C5 palsy (C5P) is a known complication of cervical decompression surgery. The tethering effect of the C5 nerve root following the posterior shift of the spinal cord is the most accepted pathologic mechanism for C5P development; however, this mechanism cannot fully explain C5P by itself in clinical practice. Separately, some studies have suggested that preoperative severe spinal cord compression and postoperative morphological changes in the spinal cord affect C5P development; however, no previous study has quantitatively addressed these possibilities. The aim of this study was to examine whether spinal cord morphology and morphological restoration after surgery affect C5P development.
The authors reviewed consecutive patients with degenerative cervical myelopathy who underwent laminoplasty including the C3–4 and C4–5 intervertebral disc levels. All participants underwent MRI both preoperatively and within 4 weeks postoperatively. To assess the severity of spinal cord compression, the compression ratio (CR; spinal cord sagittal diameter/transverse diameter) was calculated. As an index of morphological changes in the spinal cord during the early postoperative period, the change rate of CR (CrCR, %) was calculated as CRwithin 4 weeks postoperatively/CRpreoperatively × 100. These measurements were performed at both the C3–4 and C4–5 intervertebral disc levels. The study cohort was divided into C5P and non-C5P (NC5P) groups; then, CR and CrCR, in addition to other radiographic variables associated with C5P development, were compared between the groups.

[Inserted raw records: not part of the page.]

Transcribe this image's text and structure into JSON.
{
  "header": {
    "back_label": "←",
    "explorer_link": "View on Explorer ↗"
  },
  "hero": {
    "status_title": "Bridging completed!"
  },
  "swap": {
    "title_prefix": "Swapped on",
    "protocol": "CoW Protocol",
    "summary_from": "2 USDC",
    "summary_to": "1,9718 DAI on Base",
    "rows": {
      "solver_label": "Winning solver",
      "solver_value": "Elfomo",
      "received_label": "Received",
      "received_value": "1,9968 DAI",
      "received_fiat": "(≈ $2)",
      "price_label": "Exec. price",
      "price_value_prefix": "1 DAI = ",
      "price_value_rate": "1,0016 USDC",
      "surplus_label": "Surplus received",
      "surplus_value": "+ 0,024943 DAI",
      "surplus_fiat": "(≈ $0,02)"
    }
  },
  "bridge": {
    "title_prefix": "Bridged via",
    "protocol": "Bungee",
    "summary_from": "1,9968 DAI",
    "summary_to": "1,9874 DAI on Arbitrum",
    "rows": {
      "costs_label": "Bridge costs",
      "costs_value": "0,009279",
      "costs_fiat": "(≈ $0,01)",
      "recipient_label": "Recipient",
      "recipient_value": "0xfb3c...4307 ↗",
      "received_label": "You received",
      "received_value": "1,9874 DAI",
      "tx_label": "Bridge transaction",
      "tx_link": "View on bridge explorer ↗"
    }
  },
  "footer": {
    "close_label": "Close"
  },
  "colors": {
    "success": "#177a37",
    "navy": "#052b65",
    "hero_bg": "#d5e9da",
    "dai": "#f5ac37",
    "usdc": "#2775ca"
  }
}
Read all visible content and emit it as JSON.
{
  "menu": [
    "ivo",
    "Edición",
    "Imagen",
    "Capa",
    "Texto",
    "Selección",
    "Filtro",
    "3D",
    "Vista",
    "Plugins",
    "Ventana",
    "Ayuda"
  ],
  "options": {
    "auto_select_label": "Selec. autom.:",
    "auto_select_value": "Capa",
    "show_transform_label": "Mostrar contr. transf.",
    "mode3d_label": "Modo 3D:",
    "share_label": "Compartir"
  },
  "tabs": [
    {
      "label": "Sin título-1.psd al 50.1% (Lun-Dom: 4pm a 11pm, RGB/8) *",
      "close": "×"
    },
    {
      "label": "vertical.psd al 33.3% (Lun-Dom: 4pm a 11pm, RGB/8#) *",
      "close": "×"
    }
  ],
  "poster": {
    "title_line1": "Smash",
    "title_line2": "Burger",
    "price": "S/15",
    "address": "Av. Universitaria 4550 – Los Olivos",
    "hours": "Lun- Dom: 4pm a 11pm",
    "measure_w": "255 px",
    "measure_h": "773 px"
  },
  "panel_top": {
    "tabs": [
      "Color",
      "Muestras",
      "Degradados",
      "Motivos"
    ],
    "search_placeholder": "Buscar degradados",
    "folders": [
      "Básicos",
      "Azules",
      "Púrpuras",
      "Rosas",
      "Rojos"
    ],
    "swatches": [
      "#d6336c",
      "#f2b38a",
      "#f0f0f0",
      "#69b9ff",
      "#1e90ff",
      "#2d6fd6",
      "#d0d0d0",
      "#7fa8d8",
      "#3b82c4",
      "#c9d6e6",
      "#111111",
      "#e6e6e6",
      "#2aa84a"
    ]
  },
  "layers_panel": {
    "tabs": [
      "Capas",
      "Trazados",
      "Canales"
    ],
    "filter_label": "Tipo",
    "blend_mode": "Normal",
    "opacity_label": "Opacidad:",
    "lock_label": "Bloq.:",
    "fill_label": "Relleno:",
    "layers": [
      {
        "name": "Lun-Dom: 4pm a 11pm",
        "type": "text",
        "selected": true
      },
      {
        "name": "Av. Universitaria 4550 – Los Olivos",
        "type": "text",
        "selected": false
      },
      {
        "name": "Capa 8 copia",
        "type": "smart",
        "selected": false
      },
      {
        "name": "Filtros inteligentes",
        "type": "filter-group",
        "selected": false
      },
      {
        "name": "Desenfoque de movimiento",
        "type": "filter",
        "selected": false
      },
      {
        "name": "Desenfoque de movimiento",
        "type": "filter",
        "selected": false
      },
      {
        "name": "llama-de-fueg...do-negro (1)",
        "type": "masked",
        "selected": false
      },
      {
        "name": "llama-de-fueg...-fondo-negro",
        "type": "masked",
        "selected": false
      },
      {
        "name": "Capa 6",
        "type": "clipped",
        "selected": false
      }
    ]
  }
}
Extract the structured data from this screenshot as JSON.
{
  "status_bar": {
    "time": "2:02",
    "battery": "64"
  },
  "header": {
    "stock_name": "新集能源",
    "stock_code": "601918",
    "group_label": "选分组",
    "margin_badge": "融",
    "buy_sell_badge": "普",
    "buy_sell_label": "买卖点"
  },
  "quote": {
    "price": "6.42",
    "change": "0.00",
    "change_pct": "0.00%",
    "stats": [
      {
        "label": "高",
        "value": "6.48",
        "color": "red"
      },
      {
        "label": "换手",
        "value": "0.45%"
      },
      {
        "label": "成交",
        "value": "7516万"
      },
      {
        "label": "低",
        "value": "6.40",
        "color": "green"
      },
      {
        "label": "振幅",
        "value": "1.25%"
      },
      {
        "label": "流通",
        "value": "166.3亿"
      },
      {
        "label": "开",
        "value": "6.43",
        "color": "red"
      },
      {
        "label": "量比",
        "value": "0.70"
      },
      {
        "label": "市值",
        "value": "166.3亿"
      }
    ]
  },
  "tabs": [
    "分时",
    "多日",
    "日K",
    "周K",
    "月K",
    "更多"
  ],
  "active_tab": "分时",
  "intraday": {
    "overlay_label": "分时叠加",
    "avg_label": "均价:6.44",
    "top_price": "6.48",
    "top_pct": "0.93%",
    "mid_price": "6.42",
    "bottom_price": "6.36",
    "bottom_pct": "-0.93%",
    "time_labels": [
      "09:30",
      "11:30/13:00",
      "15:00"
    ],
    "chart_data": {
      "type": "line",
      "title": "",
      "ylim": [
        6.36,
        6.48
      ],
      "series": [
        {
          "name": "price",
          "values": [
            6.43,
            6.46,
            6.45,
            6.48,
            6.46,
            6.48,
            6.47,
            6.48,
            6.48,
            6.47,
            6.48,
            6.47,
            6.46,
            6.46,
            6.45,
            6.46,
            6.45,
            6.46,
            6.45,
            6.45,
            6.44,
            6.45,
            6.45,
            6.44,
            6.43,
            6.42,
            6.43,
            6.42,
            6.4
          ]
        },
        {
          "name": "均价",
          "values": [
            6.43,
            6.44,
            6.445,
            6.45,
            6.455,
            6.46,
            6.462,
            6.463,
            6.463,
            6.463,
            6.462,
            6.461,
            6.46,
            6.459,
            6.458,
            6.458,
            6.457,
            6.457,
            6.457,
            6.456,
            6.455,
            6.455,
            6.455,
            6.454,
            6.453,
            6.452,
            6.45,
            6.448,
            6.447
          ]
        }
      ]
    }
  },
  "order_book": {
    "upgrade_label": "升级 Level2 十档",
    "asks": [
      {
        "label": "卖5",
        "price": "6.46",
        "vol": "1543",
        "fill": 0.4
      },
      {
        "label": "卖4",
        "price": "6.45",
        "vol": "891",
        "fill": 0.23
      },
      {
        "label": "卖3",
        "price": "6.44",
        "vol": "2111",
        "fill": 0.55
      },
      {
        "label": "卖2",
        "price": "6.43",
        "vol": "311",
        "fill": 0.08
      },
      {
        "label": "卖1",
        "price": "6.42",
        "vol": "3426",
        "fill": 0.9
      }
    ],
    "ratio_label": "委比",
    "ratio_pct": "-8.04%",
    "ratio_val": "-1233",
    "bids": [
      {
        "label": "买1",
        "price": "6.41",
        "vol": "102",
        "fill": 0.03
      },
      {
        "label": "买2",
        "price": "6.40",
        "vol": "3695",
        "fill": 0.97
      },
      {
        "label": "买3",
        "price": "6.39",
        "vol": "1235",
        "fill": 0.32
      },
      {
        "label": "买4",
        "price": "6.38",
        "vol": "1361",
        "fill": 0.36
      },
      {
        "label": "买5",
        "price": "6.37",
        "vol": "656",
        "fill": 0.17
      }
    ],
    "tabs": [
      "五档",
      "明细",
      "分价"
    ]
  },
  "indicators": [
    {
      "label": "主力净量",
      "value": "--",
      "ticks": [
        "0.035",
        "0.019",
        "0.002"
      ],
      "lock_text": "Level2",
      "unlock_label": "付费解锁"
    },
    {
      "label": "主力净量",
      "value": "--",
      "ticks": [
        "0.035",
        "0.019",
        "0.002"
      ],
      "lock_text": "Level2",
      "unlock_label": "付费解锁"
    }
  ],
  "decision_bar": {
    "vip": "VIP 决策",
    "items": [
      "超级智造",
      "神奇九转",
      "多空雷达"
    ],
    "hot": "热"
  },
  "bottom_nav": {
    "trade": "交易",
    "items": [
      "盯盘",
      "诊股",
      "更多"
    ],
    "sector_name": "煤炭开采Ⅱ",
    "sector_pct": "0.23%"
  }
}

A total of 114 patients (mean age 67.6 years, 58.8% men) were included in the study, with 5 and 109 patients in the C5P and NC5P groups, respectively. Preoperative CR at both the C3–4 and C4–5 levels was significantly lower in the C5P group than in the NC5P group (0.35 vs 0.44, p = 0.042 and 0.27 vs 0.39, p = 0.021, respectively). Patients with C5P exhibited significantly higher CrCR at the C3–4 level than those without (139.3% vs 119.0%, p = 0.046), but the same finding was not noted for CrCR at the C4–5 level. There were no significant differences in other variables between the groups.
This study reveals that severe compression of the spinal cord and its greater morphological restoration during the early postoperative period affect C5P development. These findings could support the involvement of segmental cord disorder theory, characterized as the reperfusion phenomenon, in the pathomechanism of C5P, in addition to the tethering effect.